(Task to carry out) Check each line of the entries below for the word "label", then report how many have it, with no other words.

[Interface dataset entries]
┄┄┄┄┄┄┄┄┄┄
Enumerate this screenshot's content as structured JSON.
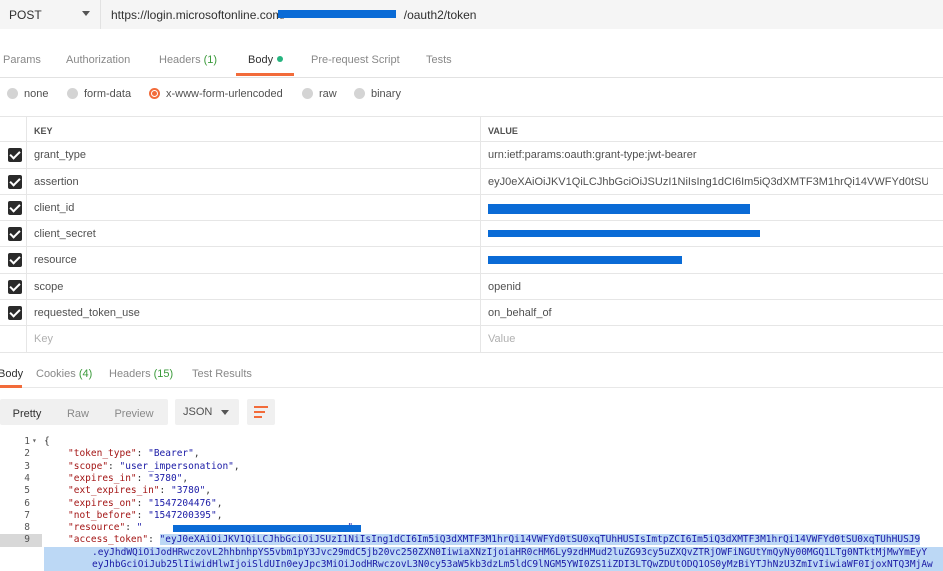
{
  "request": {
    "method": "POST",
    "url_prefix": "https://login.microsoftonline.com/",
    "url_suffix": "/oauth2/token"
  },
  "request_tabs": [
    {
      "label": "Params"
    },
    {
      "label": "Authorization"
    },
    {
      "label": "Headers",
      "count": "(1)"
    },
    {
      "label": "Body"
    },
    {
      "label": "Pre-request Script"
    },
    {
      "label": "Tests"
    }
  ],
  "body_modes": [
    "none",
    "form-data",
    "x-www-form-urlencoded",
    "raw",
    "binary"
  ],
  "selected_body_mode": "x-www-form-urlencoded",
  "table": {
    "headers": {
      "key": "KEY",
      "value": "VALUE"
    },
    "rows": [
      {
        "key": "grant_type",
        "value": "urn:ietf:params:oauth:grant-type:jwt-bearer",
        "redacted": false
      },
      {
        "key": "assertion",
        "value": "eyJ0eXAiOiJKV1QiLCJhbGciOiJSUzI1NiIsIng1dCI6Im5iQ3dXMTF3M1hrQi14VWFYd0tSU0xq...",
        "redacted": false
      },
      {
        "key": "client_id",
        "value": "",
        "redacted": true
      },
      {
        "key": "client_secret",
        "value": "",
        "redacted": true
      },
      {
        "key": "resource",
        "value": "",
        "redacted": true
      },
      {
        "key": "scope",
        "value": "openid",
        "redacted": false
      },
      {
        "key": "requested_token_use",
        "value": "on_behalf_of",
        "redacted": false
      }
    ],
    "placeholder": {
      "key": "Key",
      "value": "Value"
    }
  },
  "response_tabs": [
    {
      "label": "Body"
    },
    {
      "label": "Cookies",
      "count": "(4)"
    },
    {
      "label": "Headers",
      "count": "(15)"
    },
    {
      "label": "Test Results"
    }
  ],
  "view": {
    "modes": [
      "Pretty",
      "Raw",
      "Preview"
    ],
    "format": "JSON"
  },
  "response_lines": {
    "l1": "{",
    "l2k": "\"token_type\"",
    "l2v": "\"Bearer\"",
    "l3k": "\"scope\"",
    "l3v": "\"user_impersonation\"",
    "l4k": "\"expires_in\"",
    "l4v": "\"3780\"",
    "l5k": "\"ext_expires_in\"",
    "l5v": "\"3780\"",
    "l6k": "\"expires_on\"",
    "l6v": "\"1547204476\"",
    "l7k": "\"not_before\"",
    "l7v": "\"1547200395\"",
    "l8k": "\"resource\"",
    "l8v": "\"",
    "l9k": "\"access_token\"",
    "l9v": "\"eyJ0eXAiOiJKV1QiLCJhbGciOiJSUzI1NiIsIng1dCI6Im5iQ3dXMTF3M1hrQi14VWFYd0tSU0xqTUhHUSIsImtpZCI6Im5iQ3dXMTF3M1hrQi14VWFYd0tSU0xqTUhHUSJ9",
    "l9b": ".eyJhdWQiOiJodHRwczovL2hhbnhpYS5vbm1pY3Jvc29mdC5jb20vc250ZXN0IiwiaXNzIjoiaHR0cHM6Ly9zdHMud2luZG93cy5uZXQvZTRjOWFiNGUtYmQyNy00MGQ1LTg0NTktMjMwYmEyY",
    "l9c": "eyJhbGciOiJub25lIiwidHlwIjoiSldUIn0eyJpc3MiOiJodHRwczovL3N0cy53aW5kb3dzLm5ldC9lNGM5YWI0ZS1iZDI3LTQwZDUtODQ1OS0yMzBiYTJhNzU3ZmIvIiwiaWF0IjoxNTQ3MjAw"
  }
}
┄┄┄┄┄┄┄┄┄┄
(Response to this exercise) 10